Some supplements might say they provide 400 percent of your daily vitamin C, leading you to think you’re getting four times the nutritional boost each day. But that’s not true. Your body hits tissue saturation at some point.

Supplement companies often market their vitamins as being nutritionally complete, but if you really take a look at the labels, many times they’re not even close. And, no, the Food and Drug Administration doesn’t review dietary supplements for their safety or effectiveness, nor does it approve claims about these supplements’ purported health benefits.

Let’s take a look at horrific case of John Coolidge, aged 55, from Tennessee. He started taking a supplement called Total Body Formula with hopes of improving his overall health. After some time he was suddenly hit with one symptom after another: joint pain, diarrhea, hair loss, lung problems and toenails and fingernails simply falling off. Hundrets of people reported similar reactions to the supplement and finally FDA looked into it.

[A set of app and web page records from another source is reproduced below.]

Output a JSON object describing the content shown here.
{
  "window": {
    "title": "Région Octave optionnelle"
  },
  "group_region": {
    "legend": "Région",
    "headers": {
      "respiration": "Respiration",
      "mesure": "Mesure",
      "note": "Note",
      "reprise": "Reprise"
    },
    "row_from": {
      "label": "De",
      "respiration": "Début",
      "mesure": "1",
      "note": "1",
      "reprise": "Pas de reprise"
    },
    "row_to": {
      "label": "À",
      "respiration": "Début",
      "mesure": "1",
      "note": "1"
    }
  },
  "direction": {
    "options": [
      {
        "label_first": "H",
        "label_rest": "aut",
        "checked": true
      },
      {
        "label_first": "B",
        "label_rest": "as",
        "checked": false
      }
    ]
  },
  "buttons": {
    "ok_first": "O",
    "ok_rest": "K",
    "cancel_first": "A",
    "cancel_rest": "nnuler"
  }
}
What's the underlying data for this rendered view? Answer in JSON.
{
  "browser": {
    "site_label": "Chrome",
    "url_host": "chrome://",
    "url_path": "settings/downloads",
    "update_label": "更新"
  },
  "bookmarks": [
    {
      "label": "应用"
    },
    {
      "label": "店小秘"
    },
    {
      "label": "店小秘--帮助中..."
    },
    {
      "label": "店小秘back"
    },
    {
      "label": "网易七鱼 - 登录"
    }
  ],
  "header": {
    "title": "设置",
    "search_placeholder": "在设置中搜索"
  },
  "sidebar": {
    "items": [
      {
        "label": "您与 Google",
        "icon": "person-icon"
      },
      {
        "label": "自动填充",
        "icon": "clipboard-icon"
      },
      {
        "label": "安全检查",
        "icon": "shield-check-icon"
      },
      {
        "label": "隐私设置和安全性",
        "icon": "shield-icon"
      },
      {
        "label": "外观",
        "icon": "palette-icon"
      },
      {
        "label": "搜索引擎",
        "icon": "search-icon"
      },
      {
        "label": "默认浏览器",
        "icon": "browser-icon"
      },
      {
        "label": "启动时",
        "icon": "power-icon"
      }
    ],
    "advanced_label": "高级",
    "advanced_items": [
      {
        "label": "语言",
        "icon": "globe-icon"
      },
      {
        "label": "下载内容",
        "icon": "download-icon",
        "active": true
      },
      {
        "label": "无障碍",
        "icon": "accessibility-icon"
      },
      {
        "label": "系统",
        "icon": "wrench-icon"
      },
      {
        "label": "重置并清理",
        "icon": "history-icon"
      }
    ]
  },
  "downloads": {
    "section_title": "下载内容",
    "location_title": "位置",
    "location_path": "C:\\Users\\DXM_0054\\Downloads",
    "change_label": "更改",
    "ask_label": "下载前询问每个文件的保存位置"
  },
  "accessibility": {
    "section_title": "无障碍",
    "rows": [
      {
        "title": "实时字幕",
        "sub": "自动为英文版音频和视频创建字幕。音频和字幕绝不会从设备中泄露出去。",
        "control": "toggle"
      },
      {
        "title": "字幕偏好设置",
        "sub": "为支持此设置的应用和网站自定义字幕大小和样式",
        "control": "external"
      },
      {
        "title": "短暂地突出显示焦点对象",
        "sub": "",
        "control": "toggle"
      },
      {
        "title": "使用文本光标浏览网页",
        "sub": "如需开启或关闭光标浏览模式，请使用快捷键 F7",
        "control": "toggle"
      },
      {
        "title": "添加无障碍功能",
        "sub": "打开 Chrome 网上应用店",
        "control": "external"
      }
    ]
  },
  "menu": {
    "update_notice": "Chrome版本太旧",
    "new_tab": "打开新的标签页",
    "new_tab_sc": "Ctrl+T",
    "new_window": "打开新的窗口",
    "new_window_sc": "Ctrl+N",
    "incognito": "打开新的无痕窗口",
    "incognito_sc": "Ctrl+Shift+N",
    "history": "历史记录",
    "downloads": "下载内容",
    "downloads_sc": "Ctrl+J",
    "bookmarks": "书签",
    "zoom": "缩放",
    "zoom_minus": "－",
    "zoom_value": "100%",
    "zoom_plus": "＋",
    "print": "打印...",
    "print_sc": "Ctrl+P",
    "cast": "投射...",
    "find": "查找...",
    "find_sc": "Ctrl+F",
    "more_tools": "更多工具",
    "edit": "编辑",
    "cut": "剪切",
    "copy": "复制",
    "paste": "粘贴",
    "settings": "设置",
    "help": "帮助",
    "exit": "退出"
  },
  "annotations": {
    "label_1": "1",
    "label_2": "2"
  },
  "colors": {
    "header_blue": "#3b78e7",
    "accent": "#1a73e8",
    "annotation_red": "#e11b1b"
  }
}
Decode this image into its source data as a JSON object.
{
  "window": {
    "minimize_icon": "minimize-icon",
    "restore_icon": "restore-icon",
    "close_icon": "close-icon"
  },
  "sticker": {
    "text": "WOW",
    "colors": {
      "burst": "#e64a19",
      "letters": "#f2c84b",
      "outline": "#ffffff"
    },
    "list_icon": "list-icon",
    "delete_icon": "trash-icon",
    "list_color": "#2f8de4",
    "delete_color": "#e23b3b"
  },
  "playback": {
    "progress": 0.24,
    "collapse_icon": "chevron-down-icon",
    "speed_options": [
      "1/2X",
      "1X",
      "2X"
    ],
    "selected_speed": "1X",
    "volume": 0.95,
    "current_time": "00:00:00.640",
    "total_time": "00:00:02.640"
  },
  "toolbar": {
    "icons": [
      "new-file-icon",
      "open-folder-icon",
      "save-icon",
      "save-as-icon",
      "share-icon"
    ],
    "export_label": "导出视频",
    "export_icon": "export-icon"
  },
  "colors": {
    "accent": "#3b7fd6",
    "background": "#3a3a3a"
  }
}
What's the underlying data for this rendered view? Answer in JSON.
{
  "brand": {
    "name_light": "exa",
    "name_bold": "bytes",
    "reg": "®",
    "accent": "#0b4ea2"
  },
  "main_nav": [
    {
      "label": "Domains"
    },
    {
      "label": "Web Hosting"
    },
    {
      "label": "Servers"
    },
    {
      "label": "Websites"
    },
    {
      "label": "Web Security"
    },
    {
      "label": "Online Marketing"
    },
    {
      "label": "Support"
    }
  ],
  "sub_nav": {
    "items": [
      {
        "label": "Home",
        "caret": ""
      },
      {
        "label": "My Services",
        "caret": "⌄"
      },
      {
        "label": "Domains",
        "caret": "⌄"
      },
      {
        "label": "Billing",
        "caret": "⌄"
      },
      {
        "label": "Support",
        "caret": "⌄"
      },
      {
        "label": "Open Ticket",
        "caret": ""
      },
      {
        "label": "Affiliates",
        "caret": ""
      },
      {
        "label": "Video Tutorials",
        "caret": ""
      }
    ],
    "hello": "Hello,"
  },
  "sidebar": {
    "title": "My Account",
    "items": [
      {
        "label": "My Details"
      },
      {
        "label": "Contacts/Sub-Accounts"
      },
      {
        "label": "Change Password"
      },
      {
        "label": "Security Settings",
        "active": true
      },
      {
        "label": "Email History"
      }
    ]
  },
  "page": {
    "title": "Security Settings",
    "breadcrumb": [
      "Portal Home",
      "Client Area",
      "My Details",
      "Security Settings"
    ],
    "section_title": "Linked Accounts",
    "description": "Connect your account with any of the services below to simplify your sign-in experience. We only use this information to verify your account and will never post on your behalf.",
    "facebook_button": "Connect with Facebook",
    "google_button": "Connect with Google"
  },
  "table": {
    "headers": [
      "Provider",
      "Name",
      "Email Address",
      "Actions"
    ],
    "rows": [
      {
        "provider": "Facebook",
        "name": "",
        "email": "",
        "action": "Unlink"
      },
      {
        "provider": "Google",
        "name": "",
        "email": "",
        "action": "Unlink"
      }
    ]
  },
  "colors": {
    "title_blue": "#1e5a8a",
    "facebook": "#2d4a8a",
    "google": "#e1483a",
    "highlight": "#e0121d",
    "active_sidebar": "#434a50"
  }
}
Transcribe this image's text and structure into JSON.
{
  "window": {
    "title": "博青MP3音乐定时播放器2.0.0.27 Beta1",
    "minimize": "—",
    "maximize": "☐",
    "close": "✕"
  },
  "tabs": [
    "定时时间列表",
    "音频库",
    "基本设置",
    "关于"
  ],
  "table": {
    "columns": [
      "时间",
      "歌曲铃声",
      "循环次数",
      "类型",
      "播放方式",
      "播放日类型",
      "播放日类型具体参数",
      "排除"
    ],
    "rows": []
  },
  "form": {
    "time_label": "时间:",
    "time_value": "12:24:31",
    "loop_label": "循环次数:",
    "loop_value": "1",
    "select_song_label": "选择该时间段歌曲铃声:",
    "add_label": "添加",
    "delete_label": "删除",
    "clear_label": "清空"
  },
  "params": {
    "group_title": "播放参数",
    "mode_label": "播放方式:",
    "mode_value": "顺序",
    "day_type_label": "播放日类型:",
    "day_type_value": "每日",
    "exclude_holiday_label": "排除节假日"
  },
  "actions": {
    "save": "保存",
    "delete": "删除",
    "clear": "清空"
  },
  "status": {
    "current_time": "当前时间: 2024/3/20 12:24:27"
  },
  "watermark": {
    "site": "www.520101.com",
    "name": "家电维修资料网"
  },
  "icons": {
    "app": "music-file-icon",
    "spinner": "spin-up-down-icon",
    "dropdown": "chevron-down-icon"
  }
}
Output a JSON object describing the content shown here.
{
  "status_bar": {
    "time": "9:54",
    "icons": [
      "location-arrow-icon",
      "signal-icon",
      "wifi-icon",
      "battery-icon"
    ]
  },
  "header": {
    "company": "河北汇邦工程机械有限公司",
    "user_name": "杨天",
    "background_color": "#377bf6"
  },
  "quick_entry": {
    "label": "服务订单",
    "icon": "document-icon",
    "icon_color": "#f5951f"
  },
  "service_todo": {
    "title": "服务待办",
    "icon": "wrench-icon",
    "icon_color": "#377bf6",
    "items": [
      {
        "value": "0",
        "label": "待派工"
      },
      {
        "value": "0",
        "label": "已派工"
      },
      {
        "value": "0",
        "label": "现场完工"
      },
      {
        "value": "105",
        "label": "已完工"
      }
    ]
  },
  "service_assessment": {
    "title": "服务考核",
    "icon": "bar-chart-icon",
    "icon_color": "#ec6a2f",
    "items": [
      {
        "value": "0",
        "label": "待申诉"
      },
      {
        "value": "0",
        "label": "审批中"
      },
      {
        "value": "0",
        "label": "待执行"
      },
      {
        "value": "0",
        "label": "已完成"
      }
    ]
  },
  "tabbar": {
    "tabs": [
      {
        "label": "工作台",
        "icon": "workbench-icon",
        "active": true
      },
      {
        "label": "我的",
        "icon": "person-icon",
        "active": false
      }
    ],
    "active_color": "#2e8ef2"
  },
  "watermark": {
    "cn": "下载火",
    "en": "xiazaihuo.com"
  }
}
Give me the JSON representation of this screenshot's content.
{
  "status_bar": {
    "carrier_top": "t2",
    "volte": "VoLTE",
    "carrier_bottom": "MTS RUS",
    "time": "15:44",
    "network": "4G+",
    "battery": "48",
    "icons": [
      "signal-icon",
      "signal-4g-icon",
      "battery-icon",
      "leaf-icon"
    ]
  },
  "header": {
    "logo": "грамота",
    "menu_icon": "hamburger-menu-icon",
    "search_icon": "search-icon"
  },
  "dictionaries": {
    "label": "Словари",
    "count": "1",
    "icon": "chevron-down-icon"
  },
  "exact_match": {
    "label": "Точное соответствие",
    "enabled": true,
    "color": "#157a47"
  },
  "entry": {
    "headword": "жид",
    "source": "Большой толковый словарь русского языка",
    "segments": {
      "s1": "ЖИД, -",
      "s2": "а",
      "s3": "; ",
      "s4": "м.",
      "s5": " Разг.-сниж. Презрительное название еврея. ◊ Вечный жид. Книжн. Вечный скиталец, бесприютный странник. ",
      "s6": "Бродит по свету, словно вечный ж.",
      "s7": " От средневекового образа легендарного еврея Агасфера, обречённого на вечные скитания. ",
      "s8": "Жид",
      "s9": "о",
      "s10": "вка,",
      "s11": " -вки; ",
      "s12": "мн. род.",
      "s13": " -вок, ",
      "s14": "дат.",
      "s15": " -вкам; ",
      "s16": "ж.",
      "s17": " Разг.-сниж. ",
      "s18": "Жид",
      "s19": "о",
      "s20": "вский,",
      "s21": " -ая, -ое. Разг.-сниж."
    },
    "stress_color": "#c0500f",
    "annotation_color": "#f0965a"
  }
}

They inspected the manufacturer’s facilities and tested the contents of the supplement. Shockingly, most of the samples contained more than 200 times the labeled amount of selenium and up to 17 times the recommended intake of chromium! The nails and hair of unfortunate Mr. Coolidge have grown back but he still suffers from serious breathing problems.

That doesn’t mean all supplements are bad and detrimental but it does show it’s hard to trust institutions like FDA, who should have tested the product before approving it fort he market. They eventually did that but the damage to the consumers was already done.